This year again, Switzerland heads the global ranking in terms of wealth with an average of US$564,650 per adult, a 144% increase since 2000. Switzerland is followed by Hong Kong (US$489,260) and the US (US$432,370) as the world’s wealthiest countries per adult, according to the Credit Suisse Research Institute’s annual Global Wealth Report.
And it appears that Swiss have actually gotten richer over the past year. The country recorded the biggest gain in 2019, up US$17,790 compared to 2018 in terms of total wealth gain per adult for a combined personal wealth amounting to US$3.9 trillion. Switzerland surpasses the US with a gain of US$11,980 per adult, and Japan with a gain of US$9,180 per adult.
About two-thirds of Swiss adults have assets above US$100,000, and 12% are USD millionaires, the research found. An estimated 2,200 individuals are in the ultra high net worth (UHNW) group, with wealth over US$50 million, and 770 have net worth exceeding US$100 million.
Switzerland accounts for 1.8% of the top 1% of global wealth holders despite the population representing only 0.1% of the world’s adult population.
Global wealth growth driven by emerging economies
Credit Suisse expects global wealth to rise by 27% over the next five years, reaching US$459 trillion by 2024. Low- and middle-income countries, including China, Colombia, India and Turkey, will be responsible for 38% of the growth, despite representing now only 31% of current growth.
China, the leading member of the middle-income group, is set to add a total of US$23 trillion to the stock of global wealth by 2024, an increase of 36%. India will also grow its wealth very rapidly and add US$4.4 trillion, an increase of 43% in just five years.
The growth of Chinese wealth between 2000 and 2019 has been phenomenal. This century, total household wealth in China has risen from US$3.7 trillion to US$63.8 trillion, a multiple of more than 17.
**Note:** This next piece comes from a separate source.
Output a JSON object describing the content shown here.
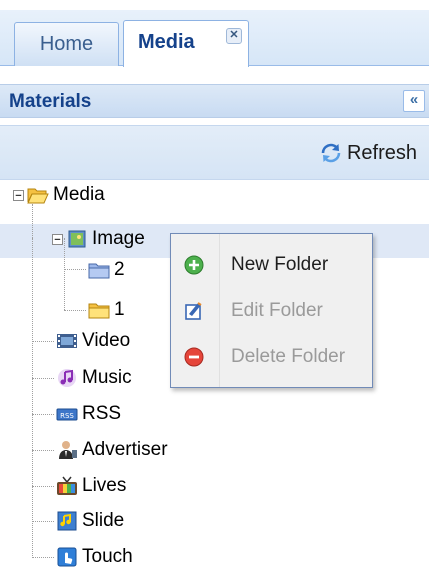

Today, China is home to the second largest population of millionaires with 4.4 million people, second only to the US with 18.6 million people. China achieved another landmark this year with 100 million members of the global top 10%, overtaking for the first time the 99 million members in the US.
India’s wealth growth is also noteworthy. Between 2000 and 2019, total wealth in India increased four-fold, reaching US$12.6 trillion in 2019. India added 34,000 millionaires this year, up to 759,000.
While millionaire numbers in lower-income countries are still far below the levels in advanced economies like the US or Japan, they are expected to increase rapidly in the next five years.
By 2024, it is expected that China will be home to 6.8 million millionaires, a 55% increase compared to 2019. The country is expected to retain second place in the millionaires’ world ranking, above Japan, the UK and Germany.
Global wealth trends
Over the past year, global wealth has grown 2.6% to US$360 trillion and wealth per adult reached a new record high of US$70,850, 1.2% above the level of mid-2018.
The US, China, and Europe contributed the most towards global wealth growth with US$3.8 trillion, US$1.9 trillion and US$1.1 trillion respectively.
The number of millionaires has also risen globally by 1.1 million to 46.8 million in 2019, though representing less than 1% of the world population. These collectively own US$158.3 trillion or 44% of the global total wealth. Meanwhile, more than half of all adults worldwide have a net worth below US$10,000.
The US has the most members of the top 1% global wealth group and currently accounts for 40% of the world’s millionaires.
In Europe, it is the UK that has the biggest number of millionaires with 2.4 million, followed by Germany (2.1 million), and France (2 million).
Quelle: Bitcoin News